RECORDS SUPPLIED:
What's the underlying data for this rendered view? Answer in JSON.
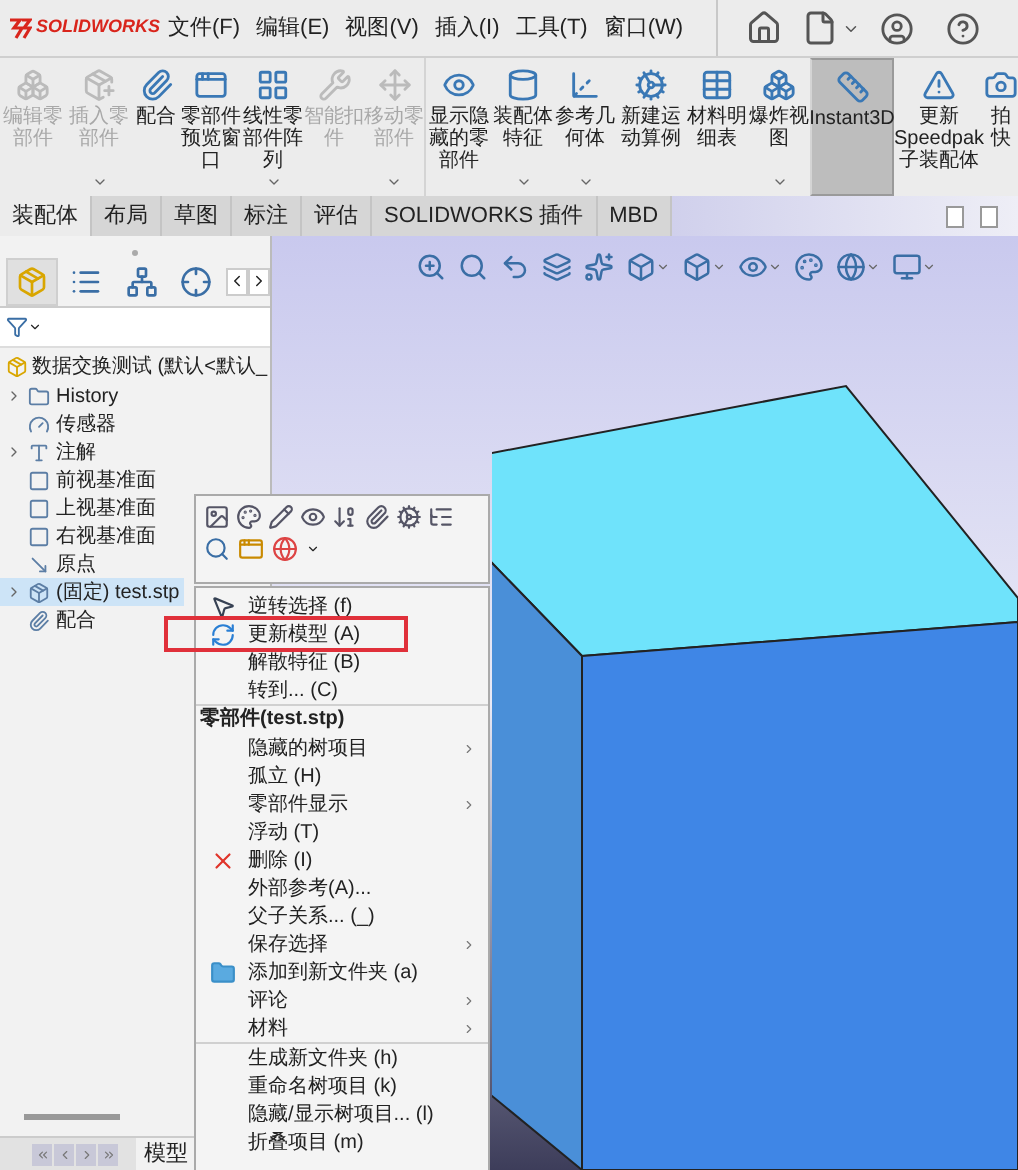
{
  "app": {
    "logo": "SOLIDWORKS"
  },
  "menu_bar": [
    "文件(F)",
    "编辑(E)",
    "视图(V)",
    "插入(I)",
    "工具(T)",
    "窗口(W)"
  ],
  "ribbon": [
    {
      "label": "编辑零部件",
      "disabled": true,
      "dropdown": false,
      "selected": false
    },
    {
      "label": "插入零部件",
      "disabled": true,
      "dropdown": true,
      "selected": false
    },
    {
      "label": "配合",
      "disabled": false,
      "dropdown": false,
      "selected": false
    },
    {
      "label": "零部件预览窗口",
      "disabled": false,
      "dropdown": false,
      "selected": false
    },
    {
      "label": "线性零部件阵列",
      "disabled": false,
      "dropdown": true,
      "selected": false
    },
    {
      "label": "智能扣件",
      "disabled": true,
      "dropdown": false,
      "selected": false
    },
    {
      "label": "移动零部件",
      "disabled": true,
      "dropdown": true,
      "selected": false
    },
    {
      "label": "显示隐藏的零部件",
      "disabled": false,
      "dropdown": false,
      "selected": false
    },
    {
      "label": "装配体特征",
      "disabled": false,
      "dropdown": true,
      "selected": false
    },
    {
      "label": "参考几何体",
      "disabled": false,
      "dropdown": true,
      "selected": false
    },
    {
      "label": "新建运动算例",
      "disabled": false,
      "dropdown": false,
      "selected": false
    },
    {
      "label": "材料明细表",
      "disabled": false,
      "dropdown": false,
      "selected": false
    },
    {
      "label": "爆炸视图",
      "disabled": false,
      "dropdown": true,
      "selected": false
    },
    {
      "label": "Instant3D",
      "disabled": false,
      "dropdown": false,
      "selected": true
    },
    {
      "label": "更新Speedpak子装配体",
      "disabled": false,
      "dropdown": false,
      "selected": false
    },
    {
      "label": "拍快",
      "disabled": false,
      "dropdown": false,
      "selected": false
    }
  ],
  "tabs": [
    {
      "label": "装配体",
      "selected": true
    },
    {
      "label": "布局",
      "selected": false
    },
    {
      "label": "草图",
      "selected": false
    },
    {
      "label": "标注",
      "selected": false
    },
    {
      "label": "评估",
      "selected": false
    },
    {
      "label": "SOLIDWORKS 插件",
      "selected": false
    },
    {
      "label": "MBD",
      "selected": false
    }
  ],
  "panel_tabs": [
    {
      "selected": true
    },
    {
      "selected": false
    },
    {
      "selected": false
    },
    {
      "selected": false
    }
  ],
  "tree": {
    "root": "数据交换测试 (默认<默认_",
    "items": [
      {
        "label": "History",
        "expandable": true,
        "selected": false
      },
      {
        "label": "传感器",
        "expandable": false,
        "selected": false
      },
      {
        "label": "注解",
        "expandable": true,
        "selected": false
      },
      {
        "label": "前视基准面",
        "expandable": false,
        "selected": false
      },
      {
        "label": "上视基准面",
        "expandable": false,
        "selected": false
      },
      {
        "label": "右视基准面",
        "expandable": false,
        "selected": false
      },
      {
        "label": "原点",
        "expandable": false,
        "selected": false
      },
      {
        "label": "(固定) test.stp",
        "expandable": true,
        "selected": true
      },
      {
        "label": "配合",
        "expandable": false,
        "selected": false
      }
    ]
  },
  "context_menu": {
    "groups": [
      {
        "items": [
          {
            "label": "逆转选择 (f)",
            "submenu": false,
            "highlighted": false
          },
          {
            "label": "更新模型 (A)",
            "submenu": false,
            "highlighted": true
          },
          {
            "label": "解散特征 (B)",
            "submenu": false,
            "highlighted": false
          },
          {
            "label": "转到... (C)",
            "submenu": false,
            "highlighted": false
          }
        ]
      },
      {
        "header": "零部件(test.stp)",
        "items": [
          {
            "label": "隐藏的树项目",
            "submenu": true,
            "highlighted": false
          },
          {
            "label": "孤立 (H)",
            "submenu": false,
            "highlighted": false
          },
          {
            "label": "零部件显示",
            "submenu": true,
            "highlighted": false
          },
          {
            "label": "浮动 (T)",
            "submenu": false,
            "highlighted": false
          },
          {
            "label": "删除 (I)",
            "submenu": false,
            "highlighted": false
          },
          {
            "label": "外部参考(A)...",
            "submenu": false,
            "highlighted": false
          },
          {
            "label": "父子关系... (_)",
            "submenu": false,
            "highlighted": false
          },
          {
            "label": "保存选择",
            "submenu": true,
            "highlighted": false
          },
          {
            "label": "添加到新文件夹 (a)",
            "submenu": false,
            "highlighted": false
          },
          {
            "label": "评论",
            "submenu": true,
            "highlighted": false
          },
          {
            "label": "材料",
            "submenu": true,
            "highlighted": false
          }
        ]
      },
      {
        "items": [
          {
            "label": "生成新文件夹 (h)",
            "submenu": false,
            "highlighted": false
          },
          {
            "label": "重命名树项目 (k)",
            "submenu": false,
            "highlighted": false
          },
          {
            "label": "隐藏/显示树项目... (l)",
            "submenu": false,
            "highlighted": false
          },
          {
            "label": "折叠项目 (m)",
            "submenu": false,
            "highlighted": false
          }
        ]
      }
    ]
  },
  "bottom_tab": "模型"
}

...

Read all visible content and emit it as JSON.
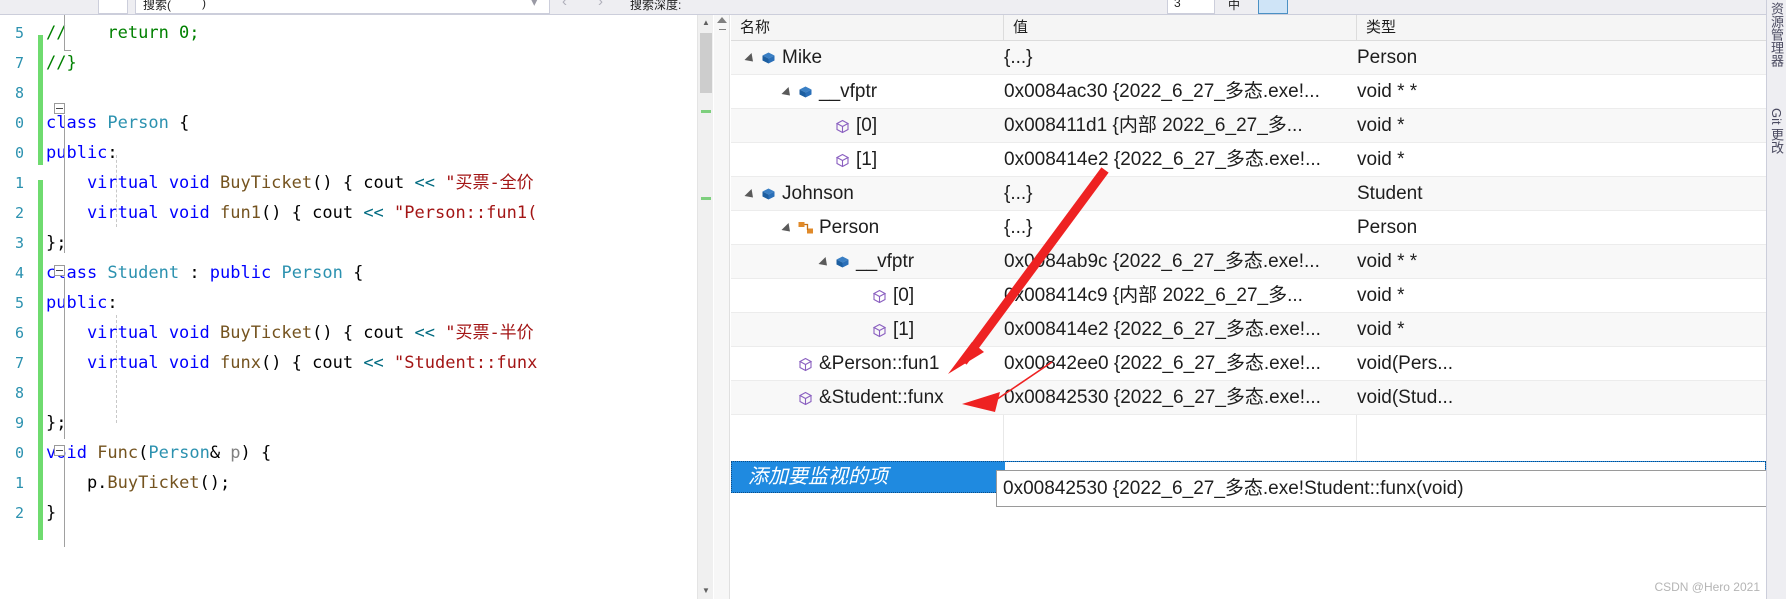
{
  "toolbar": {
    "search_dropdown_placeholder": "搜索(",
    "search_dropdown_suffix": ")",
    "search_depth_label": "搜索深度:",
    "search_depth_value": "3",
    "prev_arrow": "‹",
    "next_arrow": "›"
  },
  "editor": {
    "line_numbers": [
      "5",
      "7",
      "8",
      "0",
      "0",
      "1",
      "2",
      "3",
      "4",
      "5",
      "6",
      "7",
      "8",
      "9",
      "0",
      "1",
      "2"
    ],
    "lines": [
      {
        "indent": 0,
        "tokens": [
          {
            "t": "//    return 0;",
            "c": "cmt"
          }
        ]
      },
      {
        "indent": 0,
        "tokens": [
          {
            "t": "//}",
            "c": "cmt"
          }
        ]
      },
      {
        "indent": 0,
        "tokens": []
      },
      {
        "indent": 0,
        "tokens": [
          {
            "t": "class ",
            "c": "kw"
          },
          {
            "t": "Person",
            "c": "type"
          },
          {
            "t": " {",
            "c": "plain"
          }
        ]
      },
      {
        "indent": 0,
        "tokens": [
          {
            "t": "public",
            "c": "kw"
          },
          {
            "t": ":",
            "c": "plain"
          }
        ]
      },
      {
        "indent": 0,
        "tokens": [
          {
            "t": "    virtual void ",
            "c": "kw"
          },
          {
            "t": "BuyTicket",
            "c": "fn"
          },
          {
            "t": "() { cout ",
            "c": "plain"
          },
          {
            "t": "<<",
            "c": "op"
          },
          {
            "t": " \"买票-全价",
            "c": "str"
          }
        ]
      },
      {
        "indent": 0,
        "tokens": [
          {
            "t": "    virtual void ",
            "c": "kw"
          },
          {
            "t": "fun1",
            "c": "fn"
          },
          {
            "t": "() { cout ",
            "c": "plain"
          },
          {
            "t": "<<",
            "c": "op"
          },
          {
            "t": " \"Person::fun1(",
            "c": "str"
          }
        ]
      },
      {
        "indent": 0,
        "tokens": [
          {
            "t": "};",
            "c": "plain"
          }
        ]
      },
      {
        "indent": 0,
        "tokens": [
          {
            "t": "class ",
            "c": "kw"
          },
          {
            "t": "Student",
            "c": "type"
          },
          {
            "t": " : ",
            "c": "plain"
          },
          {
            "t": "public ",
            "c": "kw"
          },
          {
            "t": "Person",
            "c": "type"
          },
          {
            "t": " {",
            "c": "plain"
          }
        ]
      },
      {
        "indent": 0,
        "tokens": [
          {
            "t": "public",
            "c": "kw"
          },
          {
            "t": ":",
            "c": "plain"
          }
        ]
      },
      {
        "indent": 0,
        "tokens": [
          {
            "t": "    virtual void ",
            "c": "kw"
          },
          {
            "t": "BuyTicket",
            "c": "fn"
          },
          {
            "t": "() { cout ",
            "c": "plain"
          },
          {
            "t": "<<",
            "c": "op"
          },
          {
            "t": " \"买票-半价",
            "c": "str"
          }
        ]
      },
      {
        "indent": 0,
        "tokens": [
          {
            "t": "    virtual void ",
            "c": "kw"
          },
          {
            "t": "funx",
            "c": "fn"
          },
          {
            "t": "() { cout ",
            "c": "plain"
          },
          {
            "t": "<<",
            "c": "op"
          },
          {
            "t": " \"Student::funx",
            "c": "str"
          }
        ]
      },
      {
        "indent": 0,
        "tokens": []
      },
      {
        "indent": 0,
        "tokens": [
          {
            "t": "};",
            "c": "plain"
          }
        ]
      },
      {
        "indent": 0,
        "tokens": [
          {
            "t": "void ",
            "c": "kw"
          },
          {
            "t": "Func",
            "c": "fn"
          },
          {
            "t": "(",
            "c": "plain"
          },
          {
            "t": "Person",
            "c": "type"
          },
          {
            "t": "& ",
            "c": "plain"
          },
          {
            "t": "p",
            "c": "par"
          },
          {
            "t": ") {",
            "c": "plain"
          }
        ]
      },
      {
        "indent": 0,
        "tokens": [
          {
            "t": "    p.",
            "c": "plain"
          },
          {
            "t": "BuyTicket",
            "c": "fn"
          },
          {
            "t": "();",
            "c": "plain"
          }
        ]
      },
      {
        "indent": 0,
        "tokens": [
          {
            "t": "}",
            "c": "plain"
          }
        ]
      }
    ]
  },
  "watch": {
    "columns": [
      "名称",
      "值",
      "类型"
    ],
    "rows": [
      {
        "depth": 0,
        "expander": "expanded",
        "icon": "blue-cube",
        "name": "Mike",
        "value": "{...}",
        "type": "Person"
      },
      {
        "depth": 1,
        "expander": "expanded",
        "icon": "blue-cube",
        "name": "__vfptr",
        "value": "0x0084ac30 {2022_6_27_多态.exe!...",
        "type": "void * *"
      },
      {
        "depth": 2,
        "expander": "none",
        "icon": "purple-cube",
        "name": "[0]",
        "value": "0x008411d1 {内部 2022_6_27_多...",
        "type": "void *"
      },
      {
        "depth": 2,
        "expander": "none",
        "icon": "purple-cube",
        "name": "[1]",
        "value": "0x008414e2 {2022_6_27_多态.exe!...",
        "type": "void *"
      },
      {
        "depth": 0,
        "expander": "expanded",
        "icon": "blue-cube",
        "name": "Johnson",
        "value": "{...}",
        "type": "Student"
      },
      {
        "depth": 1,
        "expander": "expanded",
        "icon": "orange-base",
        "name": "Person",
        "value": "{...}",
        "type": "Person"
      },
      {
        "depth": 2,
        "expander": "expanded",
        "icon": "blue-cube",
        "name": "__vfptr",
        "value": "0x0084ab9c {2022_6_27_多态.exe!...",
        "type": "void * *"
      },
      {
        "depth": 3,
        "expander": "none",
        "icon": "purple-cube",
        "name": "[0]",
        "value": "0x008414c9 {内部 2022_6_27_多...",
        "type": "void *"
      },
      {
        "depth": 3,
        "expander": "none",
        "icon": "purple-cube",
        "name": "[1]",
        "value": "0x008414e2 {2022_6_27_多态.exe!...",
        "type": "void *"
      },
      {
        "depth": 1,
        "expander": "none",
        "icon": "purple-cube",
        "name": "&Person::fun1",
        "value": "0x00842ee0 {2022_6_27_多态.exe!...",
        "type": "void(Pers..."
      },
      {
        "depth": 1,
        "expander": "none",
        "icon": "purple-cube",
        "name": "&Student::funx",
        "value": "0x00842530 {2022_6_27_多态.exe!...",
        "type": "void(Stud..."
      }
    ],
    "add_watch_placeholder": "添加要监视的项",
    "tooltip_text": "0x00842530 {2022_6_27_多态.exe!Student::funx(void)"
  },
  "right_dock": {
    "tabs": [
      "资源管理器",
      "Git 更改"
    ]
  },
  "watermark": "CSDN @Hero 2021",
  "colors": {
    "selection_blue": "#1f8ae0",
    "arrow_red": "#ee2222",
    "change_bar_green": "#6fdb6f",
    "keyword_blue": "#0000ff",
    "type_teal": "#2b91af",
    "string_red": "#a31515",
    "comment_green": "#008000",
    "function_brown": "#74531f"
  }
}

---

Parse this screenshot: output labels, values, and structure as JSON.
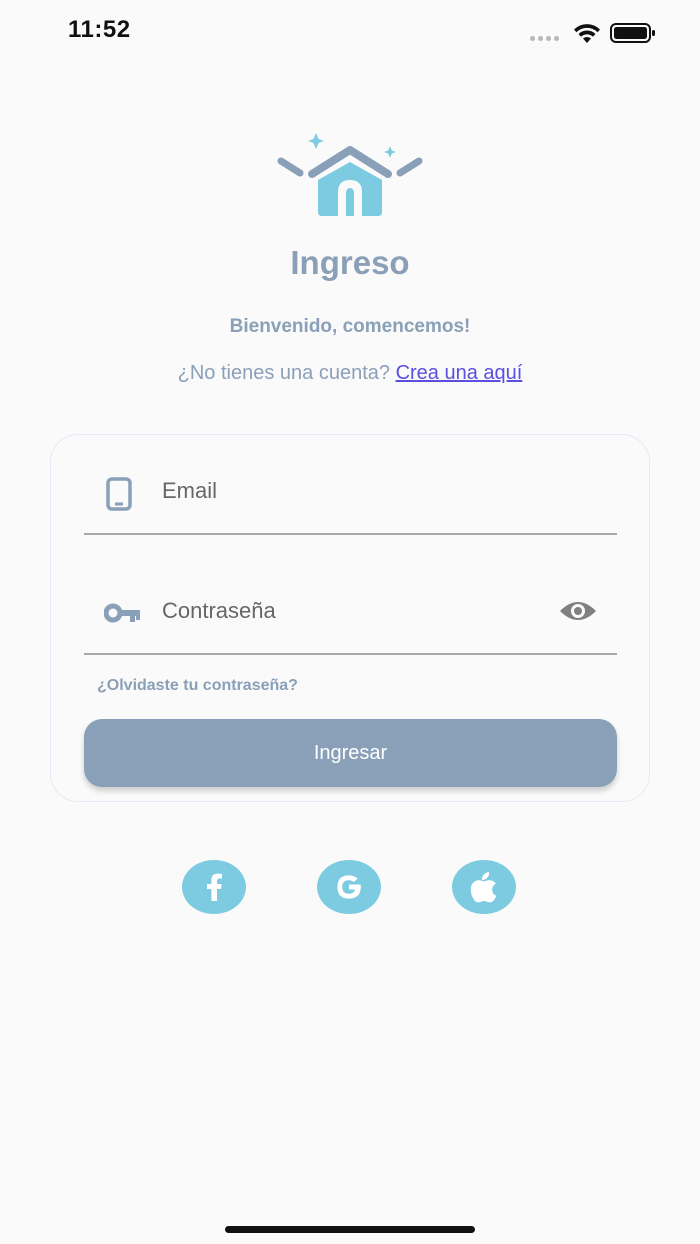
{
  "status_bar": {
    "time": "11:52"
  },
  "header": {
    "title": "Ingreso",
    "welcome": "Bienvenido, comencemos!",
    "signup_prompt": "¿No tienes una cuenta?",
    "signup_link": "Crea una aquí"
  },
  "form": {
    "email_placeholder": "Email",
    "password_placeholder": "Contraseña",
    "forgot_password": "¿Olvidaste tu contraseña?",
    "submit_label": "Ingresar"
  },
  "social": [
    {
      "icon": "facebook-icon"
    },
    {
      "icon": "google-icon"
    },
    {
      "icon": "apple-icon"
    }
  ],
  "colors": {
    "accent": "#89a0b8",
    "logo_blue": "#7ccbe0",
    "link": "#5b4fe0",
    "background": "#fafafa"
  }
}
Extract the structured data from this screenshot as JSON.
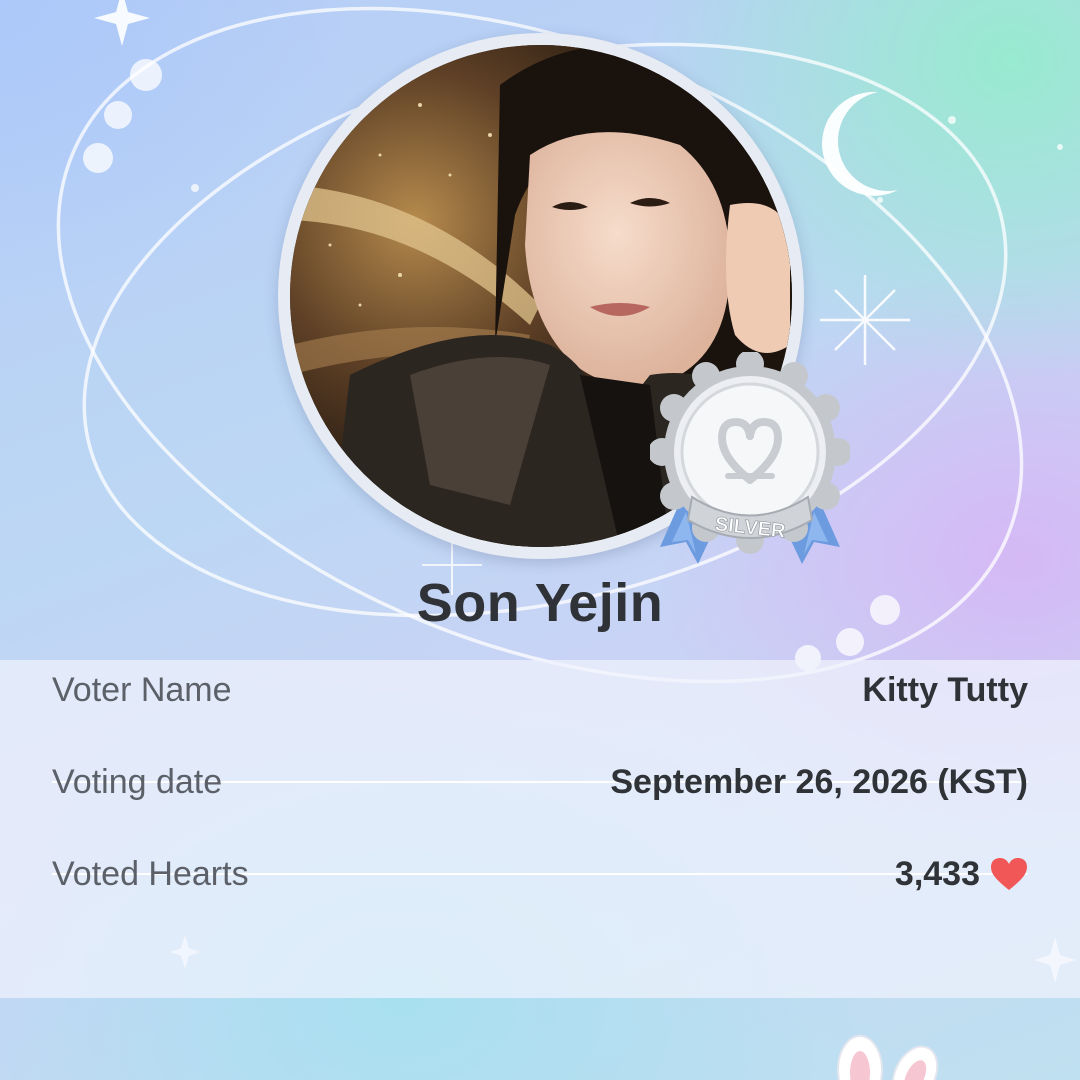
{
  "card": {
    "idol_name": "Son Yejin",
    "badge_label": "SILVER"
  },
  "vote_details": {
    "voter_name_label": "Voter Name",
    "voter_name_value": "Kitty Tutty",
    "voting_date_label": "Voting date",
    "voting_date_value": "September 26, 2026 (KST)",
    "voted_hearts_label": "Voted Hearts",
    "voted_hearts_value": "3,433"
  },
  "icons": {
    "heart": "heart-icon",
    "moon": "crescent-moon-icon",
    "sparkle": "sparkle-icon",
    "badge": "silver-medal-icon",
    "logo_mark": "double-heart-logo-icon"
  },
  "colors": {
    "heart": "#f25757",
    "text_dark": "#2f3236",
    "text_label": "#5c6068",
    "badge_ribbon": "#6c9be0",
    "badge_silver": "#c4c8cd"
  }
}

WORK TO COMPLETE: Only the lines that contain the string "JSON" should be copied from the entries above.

EXPECTED ANSWER:
What's the underlying data for this rendered view? Answer in JSON.
Read all visible content and emit it as JSON.
Parse this screenshot: output labels, values, and structure as JSON.
Extract the structured data from this screenshot as JSON.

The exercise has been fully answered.